#10

One of the best ways to break habits is to make goals out of it.

Go to casual sessions without the goal of winning, but instead not doing something all day, regardless of the outcome. For example, I used to mash crouch tech waaaay too liberally. I’d get raped for free against people who were on point with frame traps. So I spent two weeks at casuals not mashing tech. Sure, I got thrown a lot more for a while, but I got counter hit a lot less immediately.

You can also use this strategy to create good habits as well as bad. Forget winning for a week or two. Just try to improve one element of your game.


#11

Same here with Chun, I abuse the cr. roundhouse way to much. I joke with my friends I should just disconnect the wires going to the button.

If I’m playing endless against someone thats cool, I’ll just tell them straight out that I’m going to keep doing it until its beaten out of me. Its helping.


#12

its MUSCLE MEMORY. if you’re truly trying to improve then you will correct this. on ST when i 1st got back into fighting games via GGPO (after YEARS away) i always loved spamming guiles double sweep cause the 2nd one always caught people(my buddies in real life). well guess what? i had never experienced the devasting level the players on GGPO were on, i got destoyed, the sweep got blown up every time. i told myself a million times no more sweeps, but i kept doing it. you want to know why? MUSCLE MEMORY. it was all i knew. if all one knows is mashing DPs, he can try to stop, but in the heat of battle, those dps will be mashed. old habits die hard! i felt so dejected i didnt play for a few days, but when i went back, out of no where, it wasnt a concious choice, but i started using guiles crouch medium kick, no more double sweeps in sight. it took those few days for it to no longer be muscle memory. if your a novice like i was, you will not improve on the fly. you wil have to go away, let the loses / mistakes settle in, and you will notice small improvements every time you come back. its like lifting weights, the effects dont kick in on the same day, it takes a day or 2.

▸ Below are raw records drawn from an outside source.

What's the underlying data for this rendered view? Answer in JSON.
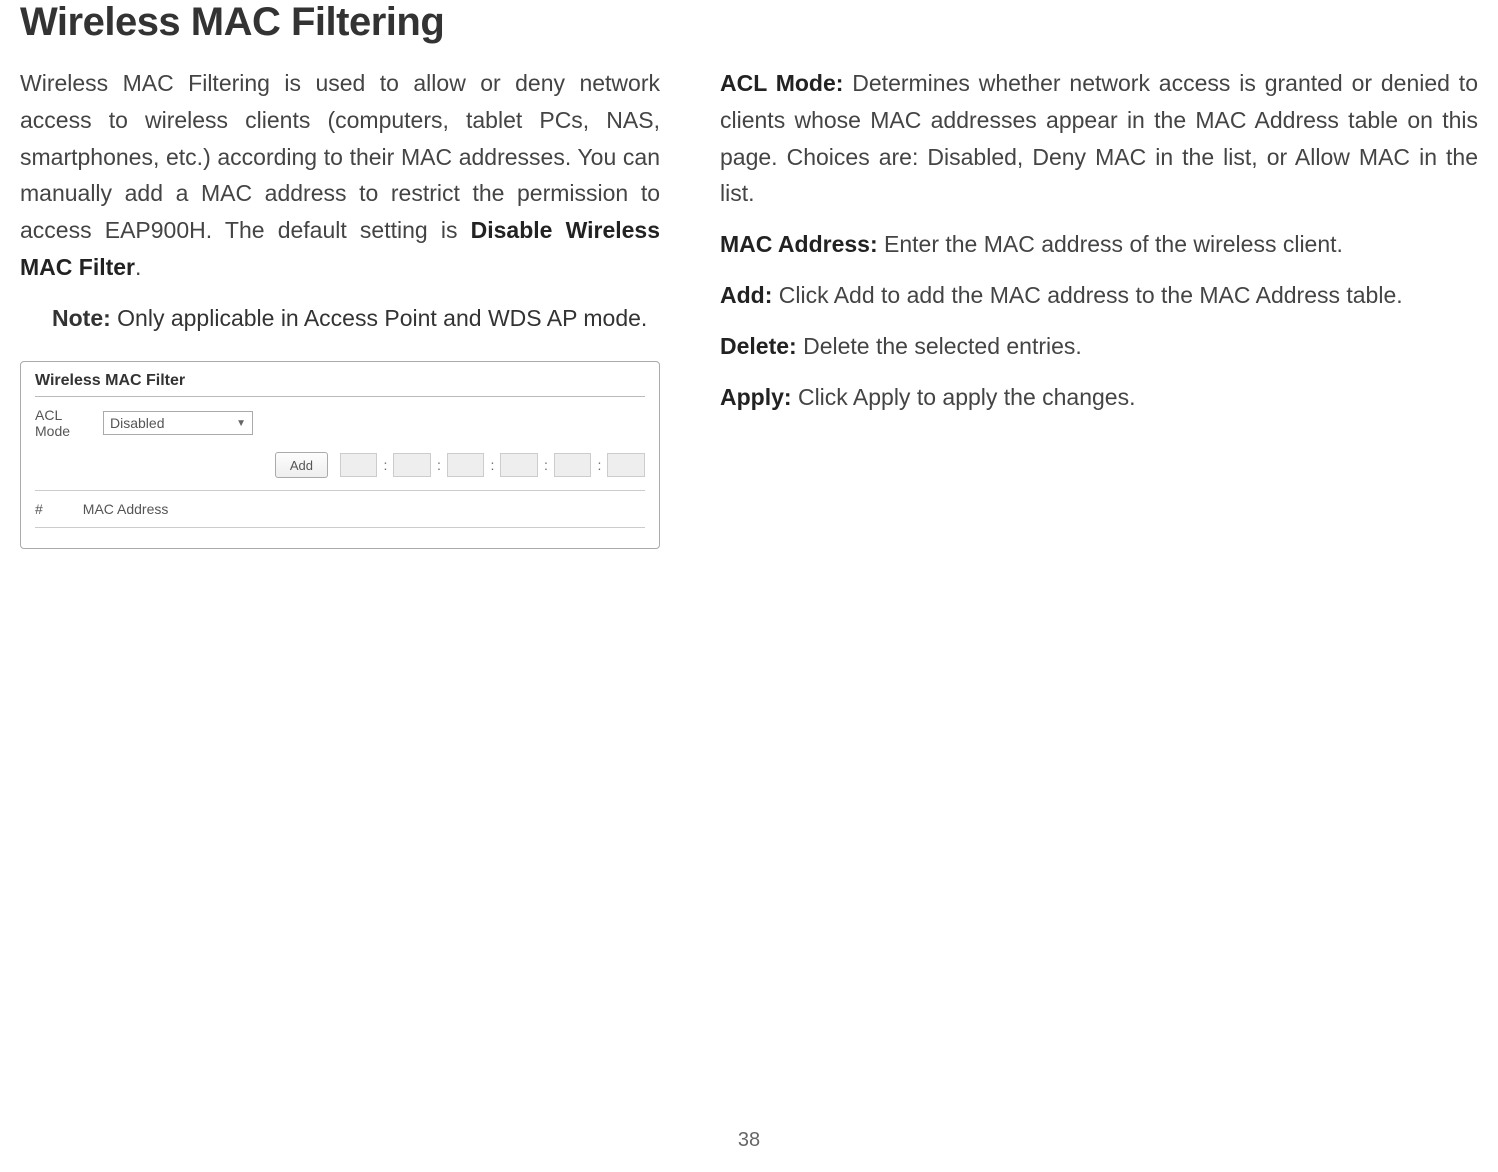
{
  "title": "Wireless MAC Filtering",
  "left": {
    "intro_1": "Wireless MAC Filtering is used to allow or deny network access to wireless clients (computers, tablet PCs, NAS, smartphones, etc.) according to their MAC addresses. You can manually add a MAC address to restrict the permission to access EAP900H. The default setting is ",
    "intro_bold": "Disable Wireless MAC Filter",
    "intro_end": ".",
    "note_label": "Note:",
    "note_text": "  Only applicable in Access Point and WDS AP mode."
  },
  "screenshot": {
    "panel_title": "Wireless MAC Filter",
    "acl_label": "ACL Mode",
    "acl_value": "Disabled",
    "add_label": "Add",
    "hash": "#",
    "mac_col": "MAC Address"
  },
  "right": {
    "acl_term": "ACL Mode:",
    "acl_text": " Determines whether network access is granted or denied to clients whose MAC addresses appear in the MAC Address table on this page. Choices are: Disabled, Deny MAC in the list, or Allow MAC in the list.",
    "mac_term": "MAC Address:",
    "mac_text": " Enter the MAC address of the wireless client.",
    "add_term": "Add:",
    "add_text": " Click Add to add the MAC address to the MAC Address table.",
    "del_term": "Delete:",
    "del_text": " Delete the selected entries.",
    "apply_term": "Apply:",
    "apply_text": " Click Apply to apply the changes."
  },
  "page_number": "38"
}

also take into account these players beating you have years or 100s of hours of experience on you. you will improve slowly, but not enough to challenge them. dont feel dejected. good players know how to make lesser players make mistakes. thats ok, it happens even at the top level. what you should look out for is if your play is improving. if it is, then youre on the right track. just remember its a long and very slow road.

dont do too much at once. dont worry about reading your opponents just yet. worry about yourself. learn the basics, become solid, get rid of your bad tendencies, learn frame data to help you understand your normals, know their ranges. dont do all of this at once, take it step by step. when you become solid, and your level has risen significantly, you will unknowingly start to watch and read your opponents and their tendencies during match. or just do things like, he has 2 bars for FADC ultra, let me safe jump and do nothing, just so he burns his 2 bars, or goes for his reversal(burning 1 bar). a beginner can never pick these things up even if they are told too. improve 1st, then everything will fall into place because your understanding of the game is no longer than of a novice.